 I highly recommend organizing your online accounts into categories.  (If you need a refresher, here’s my original post.)

For sites which fall into categories 8 – 11, it is okay for your passwords to be similar to one another.  However, they should each have at least 3 unique characters and be no shorter than 8 characters long.  It is only for websites in these categories that I would advocate using the method outlined below.

This method uses a number mapping schema.  Read the rest of this entry »

Converting two common words into a strong password

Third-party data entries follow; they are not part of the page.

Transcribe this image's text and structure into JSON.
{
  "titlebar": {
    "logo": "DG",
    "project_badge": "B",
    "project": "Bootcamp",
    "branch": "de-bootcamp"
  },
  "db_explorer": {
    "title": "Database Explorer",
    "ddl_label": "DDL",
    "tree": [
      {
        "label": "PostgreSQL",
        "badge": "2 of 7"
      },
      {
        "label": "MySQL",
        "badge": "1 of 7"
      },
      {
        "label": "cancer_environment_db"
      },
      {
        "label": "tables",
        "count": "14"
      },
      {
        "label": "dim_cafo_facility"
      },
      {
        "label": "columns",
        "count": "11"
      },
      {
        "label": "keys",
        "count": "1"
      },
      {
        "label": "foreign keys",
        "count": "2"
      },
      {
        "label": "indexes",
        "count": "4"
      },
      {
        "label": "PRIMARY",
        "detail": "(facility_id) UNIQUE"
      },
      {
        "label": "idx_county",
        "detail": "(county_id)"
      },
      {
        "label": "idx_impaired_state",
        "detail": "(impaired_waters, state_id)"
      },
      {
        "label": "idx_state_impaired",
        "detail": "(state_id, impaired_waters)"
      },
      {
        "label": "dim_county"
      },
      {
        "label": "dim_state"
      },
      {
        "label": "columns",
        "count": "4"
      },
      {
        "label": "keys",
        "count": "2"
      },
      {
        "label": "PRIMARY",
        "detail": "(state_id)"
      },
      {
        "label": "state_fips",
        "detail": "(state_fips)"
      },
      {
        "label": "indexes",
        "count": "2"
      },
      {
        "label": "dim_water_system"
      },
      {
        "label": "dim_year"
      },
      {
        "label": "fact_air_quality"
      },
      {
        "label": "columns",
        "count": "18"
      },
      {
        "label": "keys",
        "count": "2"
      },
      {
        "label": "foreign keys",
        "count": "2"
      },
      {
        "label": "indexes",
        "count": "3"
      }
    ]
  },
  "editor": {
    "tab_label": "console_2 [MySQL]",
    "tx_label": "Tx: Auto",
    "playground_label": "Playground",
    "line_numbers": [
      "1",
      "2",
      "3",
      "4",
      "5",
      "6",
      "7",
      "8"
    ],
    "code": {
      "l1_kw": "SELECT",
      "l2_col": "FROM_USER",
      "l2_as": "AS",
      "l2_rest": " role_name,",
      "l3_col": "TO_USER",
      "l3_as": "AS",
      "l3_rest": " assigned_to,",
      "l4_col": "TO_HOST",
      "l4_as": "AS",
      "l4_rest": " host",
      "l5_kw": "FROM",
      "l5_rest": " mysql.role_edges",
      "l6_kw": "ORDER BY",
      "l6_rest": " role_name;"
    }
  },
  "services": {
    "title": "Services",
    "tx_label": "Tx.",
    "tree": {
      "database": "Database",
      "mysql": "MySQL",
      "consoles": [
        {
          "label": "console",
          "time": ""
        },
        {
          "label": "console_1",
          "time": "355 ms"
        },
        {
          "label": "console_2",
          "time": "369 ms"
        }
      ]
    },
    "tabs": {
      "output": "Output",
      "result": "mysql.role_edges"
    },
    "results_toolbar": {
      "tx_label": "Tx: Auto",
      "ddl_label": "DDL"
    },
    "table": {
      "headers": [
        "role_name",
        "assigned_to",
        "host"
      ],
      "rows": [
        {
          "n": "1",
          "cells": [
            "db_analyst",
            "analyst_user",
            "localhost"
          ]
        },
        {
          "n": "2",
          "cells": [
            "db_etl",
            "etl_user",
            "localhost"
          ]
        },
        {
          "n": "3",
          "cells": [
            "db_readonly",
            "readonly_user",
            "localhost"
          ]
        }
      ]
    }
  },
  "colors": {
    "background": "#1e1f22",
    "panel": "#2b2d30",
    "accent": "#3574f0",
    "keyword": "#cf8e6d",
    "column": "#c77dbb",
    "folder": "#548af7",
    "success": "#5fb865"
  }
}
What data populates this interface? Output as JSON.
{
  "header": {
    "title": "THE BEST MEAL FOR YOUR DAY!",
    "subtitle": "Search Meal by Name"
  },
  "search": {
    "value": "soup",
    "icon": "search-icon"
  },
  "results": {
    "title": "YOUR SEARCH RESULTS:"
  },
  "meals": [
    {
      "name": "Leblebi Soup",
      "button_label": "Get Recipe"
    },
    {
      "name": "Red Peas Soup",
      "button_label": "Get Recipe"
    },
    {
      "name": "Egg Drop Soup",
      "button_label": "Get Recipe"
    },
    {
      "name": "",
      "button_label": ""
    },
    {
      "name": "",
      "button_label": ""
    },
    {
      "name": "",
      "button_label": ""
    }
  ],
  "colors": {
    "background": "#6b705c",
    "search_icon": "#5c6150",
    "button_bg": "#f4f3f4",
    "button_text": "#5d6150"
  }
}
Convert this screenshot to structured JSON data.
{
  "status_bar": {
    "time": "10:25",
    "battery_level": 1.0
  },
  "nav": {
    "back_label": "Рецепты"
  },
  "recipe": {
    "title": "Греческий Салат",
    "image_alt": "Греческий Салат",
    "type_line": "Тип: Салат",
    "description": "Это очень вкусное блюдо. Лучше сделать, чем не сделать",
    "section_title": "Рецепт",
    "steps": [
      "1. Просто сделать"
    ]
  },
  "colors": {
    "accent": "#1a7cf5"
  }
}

Sometimes making a word or phrase into your password does not seem to add strength to it.  Here is another approach, where the idea is to use some of the more common replacement techniques for strengthening passwords and a randomizing effect.  So, like my prior post on creating a strong password, I will begin with the rules and then follow it with several examples.

  1. Start with two dictionary or common terms, the total length should be between 9 and 12 characters
  2. Capitalize the second letter in the first word and the third letter in the second word
  3. Read the rest of this entry »

Convert a simple word into a strong password!

The password creation method from this post is outlined below.

  1. Start with a dictionary word or short phrase, between 8 and 16 characters in length.  This is your seed.
  2. Pick three of the letters in your seed.  Find a good reason for choosing those letters.
  3. Read the rest of this entry »